delay granting the incoming I/O requests that have block addresses that are currently being accessed in memory.

9. The computer program product of claim 8, wherein the computer-usable program code is further configured to utilize a first bus width on a first side of each two-way port.

10. The computer program product of claim 9, wherein the computer-usable program code is further configured to utilize a second bus width on a second side of each two-way port.

11. The computer program product of claim 10, wherein the first bus width is different than the second bus width.

12. The computer program product of claim 8, wherein the memory controller is an SDRAM memory controller.

13. The computer program product of claim 8, wherein each of the read FIFO buffers and each of the write FIFO buffers has a physical storage capacity.

14. The computer program product of claim 13, wherein each of the read FIFO buffers and each of the write FIFO buffers are treated as having a functional storage capacity less than their physical storage capacity.

15. A system comprising:

a storage controller;
a host bus adapter for facilitating data flow through the storage controller, the host bus adapter configured to: use, as an interface to a memory controller contained within the host bus adapter, multiple two-way ports configured to operate in parallel; use, within each two-way port, a read FIFO buffer for transferring read data and a write FIFO buffer for transferring write data; arbitrate, within the host bus adapter, incoming I/O requests received at each of the two-way ports, wherein arbitrating comprises comparing block addresses associated with the incoming I/O requests to block addresses currently being accessed in memory; and delay granting the incoming I/O requests that have block addresses that are currently being accessed in memory.

16. The system of claim 15, further comprising a first bus width on a first side of each two-way port.

17. The system of claim 16, further comprising a second bus width on a second side of each two-way port.

18. The system of claim 17, wherein the first bus width is different than the second bus width.

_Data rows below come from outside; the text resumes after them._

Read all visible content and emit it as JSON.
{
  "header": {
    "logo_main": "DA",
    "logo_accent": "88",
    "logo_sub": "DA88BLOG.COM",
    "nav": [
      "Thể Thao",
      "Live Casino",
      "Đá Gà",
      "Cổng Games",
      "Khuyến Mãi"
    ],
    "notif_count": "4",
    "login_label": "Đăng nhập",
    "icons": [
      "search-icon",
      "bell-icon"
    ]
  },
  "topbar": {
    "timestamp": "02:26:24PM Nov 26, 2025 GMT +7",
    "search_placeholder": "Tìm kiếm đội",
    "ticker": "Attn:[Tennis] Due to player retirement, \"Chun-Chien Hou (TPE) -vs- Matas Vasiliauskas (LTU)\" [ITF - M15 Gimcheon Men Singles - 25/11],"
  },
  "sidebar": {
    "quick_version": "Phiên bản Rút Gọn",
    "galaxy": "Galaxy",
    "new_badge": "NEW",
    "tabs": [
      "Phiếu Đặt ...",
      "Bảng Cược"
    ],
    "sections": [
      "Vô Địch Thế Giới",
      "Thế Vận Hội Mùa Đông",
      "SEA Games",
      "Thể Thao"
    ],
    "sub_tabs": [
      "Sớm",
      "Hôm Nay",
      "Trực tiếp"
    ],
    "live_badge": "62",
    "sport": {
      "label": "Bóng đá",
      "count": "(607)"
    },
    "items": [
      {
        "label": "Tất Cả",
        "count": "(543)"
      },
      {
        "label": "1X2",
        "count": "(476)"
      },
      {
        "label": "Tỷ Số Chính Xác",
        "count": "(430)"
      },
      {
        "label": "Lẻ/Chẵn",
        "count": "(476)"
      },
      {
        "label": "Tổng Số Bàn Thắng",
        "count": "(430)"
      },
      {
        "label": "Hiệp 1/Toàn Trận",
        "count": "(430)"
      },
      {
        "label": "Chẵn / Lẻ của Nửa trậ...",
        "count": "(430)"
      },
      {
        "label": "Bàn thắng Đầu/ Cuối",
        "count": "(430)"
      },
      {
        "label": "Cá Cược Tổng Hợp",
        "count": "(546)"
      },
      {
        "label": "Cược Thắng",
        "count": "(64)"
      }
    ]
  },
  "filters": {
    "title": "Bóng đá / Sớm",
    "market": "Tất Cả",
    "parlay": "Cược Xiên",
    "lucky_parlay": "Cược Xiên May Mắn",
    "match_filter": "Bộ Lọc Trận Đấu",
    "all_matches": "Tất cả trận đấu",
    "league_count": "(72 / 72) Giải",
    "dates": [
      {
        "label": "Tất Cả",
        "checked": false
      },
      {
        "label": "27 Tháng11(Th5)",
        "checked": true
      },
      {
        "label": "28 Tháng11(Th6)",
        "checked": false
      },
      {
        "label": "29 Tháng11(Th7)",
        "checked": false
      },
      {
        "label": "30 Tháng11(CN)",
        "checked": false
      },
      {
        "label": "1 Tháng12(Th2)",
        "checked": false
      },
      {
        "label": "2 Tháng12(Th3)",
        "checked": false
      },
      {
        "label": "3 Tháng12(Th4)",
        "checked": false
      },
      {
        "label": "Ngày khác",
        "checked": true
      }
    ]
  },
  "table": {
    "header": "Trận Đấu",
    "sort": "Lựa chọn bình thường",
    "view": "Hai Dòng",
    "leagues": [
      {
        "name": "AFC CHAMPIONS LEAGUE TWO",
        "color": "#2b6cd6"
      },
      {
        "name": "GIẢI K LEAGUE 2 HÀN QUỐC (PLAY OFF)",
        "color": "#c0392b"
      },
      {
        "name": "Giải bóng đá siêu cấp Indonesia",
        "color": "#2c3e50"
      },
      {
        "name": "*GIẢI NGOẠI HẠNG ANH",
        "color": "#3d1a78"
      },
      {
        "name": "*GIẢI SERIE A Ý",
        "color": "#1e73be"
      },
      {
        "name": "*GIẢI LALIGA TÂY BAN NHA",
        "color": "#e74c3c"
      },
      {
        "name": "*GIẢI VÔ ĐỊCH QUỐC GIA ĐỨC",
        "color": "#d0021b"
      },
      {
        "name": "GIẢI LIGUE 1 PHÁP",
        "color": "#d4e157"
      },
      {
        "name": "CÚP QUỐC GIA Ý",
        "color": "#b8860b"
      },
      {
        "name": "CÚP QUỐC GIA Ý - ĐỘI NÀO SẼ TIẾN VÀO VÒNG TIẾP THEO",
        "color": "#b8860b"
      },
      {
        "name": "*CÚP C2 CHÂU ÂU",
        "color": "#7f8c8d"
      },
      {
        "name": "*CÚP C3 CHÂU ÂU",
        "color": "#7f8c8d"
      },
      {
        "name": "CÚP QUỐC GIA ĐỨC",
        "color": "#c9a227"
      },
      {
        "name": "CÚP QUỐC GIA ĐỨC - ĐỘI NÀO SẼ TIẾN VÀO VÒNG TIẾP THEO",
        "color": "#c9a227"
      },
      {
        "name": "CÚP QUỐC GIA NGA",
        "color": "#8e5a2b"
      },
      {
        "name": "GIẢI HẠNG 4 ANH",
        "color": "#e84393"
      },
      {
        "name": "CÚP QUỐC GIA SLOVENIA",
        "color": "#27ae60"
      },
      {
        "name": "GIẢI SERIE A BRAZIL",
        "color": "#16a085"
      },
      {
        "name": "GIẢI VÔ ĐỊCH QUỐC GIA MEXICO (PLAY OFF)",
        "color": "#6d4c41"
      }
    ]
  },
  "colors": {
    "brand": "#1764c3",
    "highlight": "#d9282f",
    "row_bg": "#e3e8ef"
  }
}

19. The system of claim 15, wherein each of the read FIFO buffers and each of the write FIFO buffers has a physical storage capacity.

20. The system of claim 19, wherein each of the read FIFO buffers and each of the write FIFO buffers are treated as having a functional storage capacity less than their physical storage capacity.

Patent History
Publication number: 20210117348
Type: Application
Filed: Oct 22, 2019
Publication Date: Apr 22, 2021
Applicant: International Business Machines Corporation (Armonk, NY)
Inventors: Bitwoded Okbay (Gilroy, CA), Michael J. Palmer (Southampton), Jianwei Zhuang (San Jose, CA), Ailoan Tran (San Jose, CA)
Application Number: 16/660,118
Classifications
International Classification: G06F 13/16 (20060101); G06F 3/06 (20060101); G06F 1/12 (20060101);